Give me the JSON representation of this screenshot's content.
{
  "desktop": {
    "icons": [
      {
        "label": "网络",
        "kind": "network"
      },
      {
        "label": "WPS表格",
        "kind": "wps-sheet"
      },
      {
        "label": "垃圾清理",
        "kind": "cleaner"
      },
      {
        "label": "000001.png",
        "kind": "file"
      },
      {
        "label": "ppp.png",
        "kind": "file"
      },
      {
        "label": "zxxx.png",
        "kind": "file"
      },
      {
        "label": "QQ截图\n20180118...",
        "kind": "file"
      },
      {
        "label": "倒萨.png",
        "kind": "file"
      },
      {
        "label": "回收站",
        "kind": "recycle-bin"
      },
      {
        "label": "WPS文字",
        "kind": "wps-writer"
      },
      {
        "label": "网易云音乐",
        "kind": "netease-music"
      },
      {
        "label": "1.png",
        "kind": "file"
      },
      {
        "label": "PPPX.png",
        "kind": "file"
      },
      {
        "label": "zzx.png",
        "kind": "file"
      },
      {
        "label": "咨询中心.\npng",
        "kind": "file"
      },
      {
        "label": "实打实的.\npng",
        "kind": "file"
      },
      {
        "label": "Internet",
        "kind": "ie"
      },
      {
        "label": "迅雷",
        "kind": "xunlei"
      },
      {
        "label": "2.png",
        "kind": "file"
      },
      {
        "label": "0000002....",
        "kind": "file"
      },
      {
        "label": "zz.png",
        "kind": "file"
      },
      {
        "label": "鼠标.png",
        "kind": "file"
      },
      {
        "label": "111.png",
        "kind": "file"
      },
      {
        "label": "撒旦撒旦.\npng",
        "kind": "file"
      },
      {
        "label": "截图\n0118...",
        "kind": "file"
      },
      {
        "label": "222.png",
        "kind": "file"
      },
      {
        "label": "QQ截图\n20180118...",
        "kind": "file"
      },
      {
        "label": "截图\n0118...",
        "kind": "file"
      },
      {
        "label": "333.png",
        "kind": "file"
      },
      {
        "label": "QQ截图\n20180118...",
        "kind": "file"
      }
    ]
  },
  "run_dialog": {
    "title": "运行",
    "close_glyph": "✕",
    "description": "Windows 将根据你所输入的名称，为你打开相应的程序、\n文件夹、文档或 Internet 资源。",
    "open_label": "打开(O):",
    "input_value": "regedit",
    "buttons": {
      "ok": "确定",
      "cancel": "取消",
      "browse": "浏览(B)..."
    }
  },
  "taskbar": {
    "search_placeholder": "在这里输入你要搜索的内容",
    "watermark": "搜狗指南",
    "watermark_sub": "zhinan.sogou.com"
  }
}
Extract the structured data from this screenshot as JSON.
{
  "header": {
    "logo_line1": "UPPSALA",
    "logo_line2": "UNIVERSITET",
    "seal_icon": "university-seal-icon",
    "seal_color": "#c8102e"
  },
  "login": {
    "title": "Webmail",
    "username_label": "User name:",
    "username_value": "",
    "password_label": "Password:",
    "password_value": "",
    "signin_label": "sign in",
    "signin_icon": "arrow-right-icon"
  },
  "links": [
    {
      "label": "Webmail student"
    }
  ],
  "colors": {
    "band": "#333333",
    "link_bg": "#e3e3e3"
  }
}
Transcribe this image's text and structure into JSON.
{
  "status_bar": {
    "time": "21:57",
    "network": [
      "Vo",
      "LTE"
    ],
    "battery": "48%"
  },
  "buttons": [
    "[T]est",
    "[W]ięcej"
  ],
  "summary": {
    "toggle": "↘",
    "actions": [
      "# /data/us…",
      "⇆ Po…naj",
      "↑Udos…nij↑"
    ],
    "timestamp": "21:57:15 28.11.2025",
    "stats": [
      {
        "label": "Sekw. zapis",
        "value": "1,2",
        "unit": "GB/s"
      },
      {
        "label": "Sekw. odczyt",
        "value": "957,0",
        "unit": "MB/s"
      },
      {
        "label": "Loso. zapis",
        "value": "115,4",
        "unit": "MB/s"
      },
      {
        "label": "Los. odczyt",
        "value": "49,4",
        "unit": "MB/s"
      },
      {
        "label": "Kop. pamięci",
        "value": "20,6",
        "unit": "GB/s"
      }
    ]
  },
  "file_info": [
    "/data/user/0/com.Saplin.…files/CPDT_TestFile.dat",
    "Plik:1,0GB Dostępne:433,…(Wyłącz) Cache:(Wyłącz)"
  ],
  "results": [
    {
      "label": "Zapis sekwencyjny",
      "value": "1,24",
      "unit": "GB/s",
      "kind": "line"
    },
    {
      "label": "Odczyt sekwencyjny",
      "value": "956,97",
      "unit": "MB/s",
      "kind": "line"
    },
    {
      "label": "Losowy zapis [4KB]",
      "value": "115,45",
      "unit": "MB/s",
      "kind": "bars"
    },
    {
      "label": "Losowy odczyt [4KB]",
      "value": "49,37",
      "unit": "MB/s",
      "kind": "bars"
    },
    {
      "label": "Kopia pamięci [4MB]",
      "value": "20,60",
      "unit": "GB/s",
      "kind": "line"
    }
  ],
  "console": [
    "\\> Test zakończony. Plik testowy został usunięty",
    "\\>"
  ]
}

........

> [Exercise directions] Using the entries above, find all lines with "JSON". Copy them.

> [Finished exercise]
Give me the JSON representation of this screenshot's content.
Extract the structured data from this screenshot as JSON.
Transcribe this image's text and structure into JSON.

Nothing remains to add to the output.